**Dataset extract**:
━━━━━━━━━━━━━━━━
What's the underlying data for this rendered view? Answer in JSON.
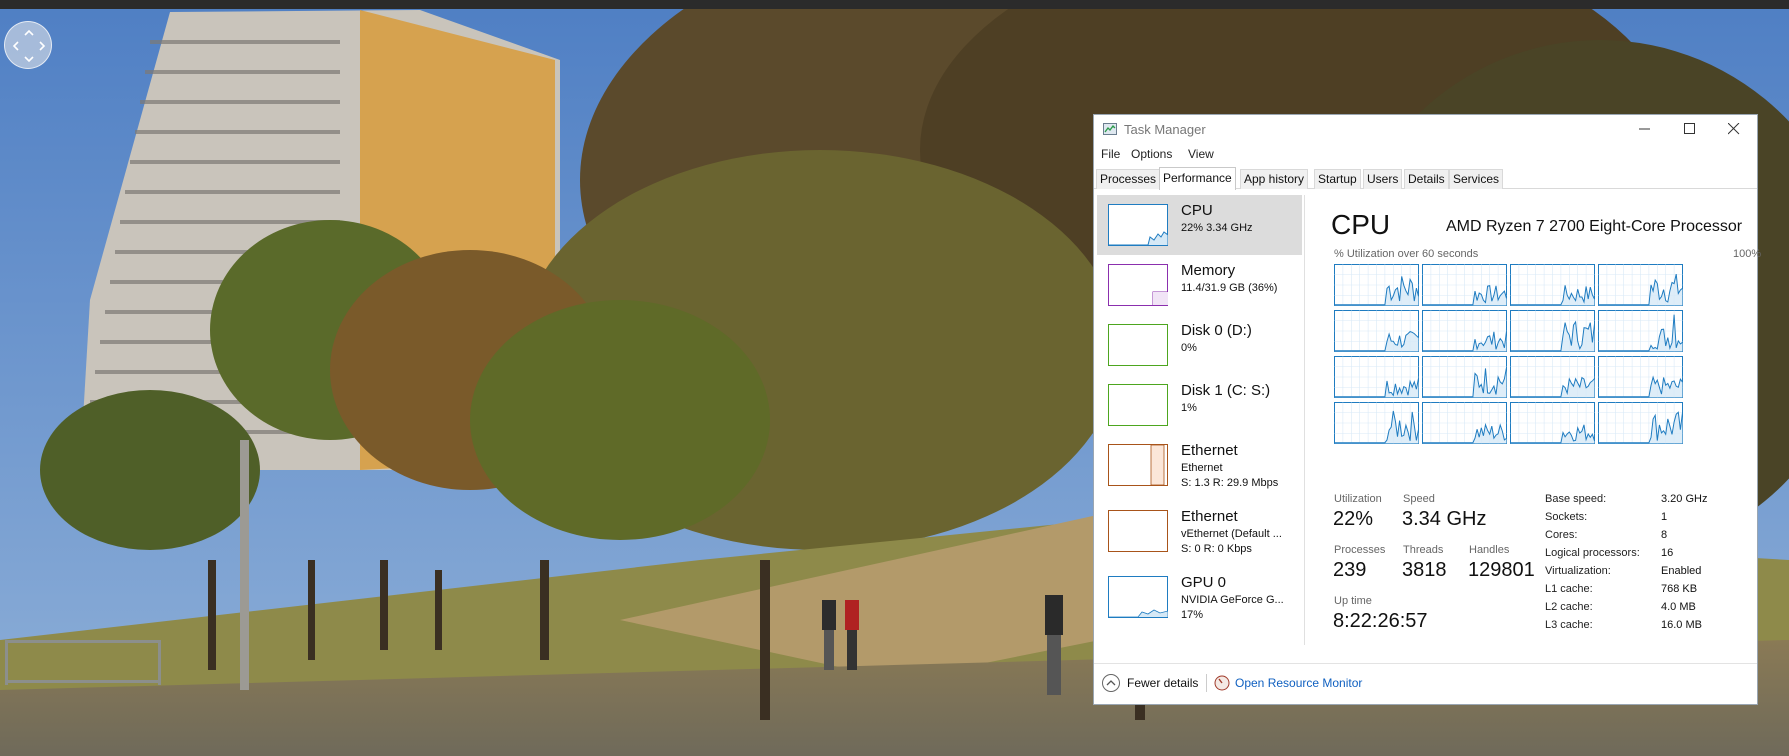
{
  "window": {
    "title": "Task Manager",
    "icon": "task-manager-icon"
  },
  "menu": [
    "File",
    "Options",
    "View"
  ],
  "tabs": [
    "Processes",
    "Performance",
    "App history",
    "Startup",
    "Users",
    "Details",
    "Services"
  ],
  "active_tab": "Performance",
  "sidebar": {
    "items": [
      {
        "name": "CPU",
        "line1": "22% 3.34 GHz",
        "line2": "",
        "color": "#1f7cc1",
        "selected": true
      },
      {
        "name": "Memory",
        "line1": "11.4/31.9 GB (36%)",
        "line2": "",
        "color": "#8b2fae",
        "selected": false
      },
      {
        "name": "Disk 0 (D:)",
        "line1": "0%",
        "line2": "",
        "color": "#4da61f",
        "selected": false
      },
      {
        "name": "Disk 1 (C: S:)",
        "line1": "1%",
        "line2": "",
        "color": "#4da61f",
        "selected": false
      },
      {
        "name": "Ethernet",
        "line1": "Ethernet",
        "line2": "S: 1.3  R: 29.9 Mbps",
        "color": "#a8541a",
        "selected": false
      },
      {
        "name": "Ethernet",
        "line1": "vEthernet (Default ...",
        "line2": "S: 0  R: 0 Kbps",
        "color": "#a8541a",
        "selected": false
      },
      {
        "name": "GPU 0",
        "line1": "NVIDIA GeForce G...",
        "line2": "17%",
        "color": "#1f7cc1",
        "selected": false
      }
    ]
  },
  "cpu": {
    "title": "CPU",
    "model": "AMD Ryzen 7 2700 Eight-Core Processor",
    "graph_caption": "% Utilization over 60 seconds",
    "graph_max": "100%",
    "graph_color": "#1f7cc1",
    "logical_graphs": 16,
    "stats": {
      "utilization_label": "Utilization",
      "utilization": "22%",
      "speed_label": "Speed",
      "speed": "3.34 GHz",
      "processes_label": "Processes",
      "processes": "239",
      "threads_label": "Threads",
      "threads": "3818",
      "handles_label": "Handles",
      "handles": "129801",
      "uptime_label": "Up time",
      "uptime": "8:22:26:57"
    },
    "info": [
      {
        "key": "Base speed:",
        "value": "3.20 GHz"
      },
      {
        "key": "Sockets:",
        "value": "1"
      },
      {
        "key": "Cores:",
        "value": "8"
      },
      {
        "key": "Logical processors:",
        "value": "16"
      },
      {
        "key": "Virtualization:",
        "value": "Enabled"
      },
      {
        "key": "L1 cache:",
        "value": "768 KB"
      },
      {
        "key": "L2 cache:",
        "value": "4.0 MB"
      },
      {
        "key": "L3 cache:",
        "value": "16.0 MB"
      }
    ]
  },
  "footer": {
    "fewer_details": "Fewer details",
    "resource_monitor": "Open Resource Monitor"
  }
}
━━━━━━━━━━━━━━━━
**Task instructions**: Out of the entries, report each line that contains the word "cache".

**Task answer**:
        "key": "L1 cache:",
        "key": "L2 cache:",
        "key": "L3 cache:",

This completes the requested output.